U.S. Court of Appeals for the Ninth Circuit
U.S. Court of Appeals for the Ninth Circuit (Jason Doiy / The Recorder)

SAN FRANCISCO — The U.S. Court of Appeals for the Ninth Circuit has refused to enforce a so-called “browsewrap” arbitration agreement incorporated into the website of Barnes & Noble Inc. against customers who claim the bookseller reneged on their purchases of discounted computer tablets.

Barnes & Noble did not take adequate steps to assure its customers were aware of an arbitration agreement tucked in the website’s terms of use, a unanimous three-judge panel ruled Monday. The panel affirmed the 2012 decision of the U.S. District Court for the Central District of California and denied Barnes & Noble’s motion to compel arbitration.

“The onus must be on the website owners to put users on notice of the terms to which they wish to bind consumers,” Judge John Noonan wrote for the circuit panel. “Given the breadth of the range of technological savvy of online purchasers, consumers cannot be expected to ferret out hyperlinks to terms and conditions to which they have no reason to suspect they will be bound.”

Cooley partner Michelle Doolin argued for Barnes & Noble. Gretchen Carpenter of Strange & Carpenter in Los Angeles argued for the plaintiffs.

The bookstore chain attempted to enforce the agreement after it was hit with a false advertising class action in 2012. Name plaintiff Kevin Nguyen sued the retailer for misrepresentation after he tried to purchase two discounted Hewlett-Packard Inc. Touchpads on the Barnes & Noble website and received email confirmation, only to be informed the following day that the retailer was out of stock. In response, Barnes & Noble argued its customers were bound to arbitration under terms of use available via hyperlink at the bottom of every page of the company’s website.

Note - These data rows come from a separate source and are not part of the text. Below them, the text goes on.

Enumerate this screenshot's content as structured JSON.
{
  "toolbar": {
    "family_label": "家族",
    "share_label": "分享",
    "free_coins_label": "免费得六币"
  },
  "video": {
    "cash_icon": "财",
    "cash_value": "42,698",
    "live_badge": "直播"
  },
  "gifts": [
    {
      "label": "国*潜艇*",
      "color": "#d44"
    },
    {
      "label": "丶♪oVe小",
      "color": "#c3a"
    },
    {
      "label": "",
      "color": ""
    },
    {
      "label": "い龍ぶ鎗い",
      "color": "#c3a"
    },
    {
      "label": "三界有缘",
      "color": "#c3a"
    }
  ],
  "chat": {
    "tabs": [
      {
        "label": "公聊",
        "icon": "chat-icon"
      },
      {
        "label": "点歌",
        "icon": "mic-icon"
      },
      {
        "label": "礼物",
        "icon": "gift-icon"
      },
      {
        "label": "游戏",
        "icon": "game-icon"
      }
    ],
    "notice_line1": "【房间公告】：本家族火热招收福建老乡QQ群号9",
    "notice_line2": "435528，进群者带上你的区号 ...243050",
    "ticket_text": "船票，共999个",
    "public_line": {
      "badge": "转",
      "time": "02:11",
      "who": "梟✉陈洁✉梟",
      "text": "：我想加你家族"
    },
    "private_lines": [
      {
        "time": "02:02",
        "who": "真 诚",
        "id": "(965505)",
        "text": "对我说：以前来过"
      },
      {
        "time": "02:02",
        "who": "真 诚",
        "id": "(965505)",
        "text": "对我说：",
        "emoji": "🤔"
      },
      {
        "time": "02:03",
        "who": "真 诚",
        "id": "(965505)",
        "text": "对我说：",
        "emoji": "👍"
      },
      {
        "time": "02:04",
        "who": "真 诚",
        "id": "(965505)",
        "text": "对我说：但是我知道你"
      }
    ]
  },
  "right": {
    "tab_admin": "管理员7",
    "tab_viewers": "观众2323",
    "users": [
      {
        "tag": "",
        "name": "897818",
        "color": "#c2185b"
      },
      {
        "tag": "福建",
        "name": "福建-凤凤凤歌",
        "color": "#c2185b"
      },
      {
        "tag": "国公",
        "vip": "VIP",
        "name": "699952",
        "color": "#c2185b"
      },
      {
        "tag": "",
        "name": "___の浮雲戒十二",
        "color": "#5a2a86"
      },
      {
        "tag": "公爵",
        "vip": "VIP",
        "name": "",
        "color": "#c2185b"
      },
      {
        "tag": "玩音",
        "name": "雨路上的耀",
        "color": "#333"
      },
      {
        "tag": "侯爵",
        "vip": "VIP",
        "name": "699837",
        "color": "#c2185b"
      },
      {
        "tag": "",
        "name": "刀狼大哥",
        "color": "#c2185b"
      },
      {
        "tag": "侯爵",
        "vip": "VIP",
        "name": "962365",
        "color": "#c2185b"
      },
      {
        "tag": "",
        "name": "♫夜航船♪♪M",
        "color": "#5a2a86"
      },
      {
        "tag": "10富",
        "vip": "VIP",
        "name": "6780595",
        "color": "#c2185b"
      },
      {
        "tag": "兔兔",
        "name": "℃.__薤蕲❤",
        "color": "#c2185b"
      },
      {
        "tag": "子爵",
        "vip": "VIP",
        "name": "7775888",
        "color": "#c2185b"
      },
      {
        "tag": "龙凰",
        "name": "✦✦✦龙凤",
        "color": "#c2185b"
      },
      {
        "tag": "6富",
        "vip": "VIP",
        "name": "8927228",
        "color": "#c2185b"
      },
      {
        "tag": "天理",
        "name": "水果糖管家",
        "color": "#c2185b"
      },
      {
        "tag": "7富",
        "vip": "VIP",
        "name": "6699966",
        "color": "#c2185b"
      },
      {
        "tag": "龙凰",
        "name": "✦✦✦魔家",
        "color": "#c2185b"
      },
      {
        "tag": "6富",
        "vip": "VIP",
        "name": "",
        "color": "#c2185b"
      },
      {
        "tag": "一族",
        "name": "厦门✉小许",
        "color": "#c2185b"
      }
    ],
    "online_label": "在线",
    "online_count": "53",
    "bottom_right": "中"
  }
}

Such agreements, which do not require users to click an “I agree” box or otherwise indicate assent, are known as “browsewrap” agreements. Barnes & Noble argued its customers consented to arbitration simply by using the website.

The panel disagreed. Nguyen did not read the agreement, or even click on the link, Noonan noted. And Barnes & Noble did not give him reasonable notice to click simply by placing the hyperlink in close proximity to buttons required to complete the purchase, ruled the panel, which included Judge Kim Wardlaw and U.S. District Judge Roslyn Silver of Arizona sitting by designation.

“In light of the lack of controlling authority on point, and in keeping with courts’ traditional reluctance to enforce browsewrap agreements against individual consumers,” Noonan wrote, “we therefore hold that … even close proximity of the hyperlink to relevant buttons users must click on—without more—is insufficient to give rise to constructive notice.”

Contact the reporter at mkendall@alm.com.